#### Dataset excerpts

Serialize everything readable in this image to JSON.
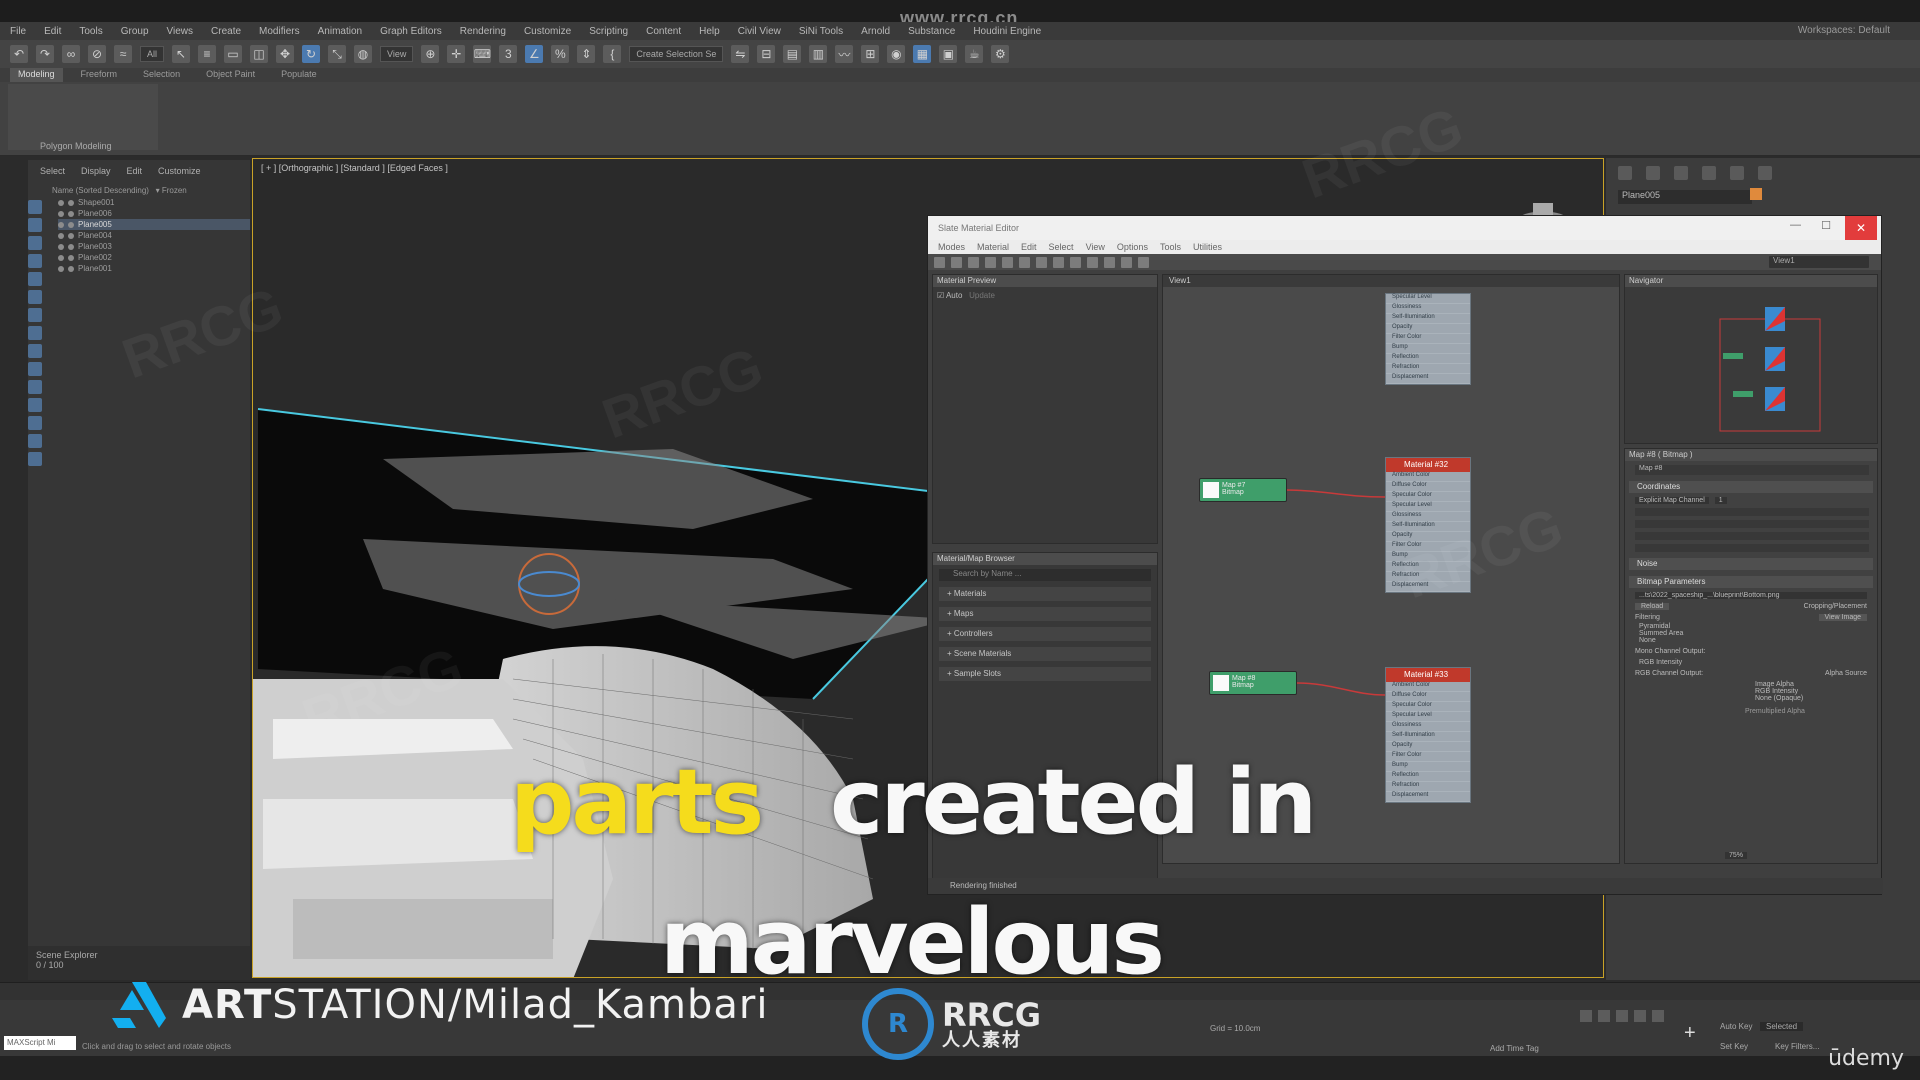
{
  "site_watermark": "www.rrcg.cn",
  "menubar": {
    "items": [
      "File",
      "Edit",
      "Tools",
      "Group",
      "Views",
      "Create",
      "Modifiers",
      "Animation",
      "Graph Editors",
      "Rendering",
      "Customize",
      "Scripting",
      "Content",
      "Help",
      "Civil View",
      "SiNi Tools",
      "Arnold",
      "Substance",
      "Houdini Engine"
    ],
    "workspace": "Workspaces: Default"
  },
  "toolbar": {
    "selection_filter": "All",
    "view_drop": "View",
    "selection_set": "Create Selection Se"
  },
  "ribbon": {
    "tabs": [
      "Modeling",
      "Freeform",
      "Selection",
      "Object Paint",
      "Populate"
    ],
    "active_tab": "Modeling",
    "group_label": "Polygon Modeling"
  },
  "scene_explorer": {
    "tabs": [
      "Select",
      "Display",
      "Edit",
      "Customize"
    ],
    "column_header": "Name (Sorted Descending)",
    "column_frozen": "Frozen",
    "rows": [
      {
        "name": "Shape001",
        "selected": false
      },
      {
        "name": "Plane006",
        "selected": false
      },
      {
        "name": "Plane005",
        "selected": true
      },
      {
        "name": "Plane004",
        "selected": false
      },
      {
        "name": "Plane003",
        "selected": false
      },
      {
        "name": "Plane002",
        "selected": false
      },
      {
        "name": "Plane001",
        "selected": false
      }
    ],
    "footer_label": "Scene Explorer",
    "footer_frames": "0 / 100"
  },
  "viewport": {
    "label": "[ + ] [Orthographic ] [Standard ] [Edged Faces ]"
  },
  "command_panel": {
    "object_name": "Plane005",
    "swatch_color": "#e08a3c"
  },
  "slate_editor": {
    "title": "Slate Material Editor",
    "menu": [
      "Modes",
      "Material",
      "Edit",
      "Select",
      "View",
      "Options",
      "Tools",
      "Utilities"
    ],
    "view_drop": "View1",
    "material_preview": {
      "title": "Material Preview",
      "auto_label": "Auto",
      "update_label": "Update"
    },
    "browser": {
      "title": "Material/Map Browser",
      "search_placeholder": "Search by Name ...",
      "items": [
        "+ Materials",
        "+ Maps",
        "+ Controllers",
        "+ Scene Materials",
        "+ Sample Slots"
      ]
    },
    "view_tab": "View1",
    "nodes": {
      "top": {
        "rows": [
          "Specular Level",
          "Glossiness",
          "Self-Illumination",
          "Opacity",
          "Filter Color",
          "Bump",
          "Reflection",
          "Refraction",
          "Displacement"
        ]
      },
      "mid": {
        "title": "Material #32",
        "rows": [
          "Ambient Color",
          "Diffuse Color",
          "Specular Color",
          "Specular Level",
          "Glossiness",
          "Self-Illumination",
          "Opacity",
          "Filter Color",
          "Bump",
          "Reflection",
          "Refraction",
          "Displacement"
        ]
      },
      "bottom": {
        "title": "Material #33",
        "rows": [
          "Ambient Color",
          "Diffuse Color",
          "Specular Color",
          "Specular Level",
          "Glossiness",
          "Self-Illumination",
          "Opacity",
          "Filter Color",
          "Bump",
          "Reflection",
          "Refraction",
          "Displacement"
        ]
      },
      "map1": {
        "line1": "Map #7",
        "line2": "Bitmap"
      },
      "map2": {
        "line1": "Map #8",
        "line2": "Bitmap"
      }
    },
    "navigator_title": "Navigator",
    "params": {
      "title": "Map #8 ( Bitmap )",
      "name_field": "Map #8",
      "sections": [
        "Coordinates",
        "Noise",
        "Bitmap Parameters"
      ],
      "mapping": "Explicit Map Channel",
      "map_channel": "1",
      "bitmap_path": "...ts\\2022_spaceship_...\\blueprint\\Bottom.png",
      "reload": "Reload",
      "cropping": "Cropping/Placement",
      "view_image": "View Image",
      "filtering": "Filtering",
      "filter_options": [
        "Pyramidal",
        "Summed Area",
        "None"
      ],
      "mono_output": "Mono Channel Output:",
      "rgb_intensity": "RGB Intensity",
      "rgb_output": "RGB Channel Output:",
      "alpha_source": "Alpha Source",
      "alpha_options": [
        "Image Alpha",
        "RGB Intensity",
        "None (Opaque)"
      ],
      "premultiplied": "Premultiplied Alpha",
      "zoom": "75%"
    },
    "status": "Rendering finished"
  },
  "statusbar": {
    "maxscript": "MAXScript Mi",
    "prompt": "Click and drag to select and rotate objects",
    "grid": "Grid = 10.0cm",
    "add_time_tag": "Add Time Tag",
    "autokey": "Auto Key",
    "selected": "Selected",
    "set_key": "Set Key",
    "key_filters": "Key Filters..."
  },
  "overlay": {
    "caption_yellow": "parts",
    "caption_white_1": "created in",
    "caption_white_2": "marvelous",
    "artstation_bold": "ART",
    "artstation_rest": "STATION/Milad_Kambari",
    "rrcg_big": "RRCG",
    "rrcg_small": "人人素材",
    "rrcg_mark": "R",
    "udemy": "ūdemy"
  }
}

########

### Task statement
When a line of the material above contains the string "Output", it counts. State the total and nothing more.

### Task result
2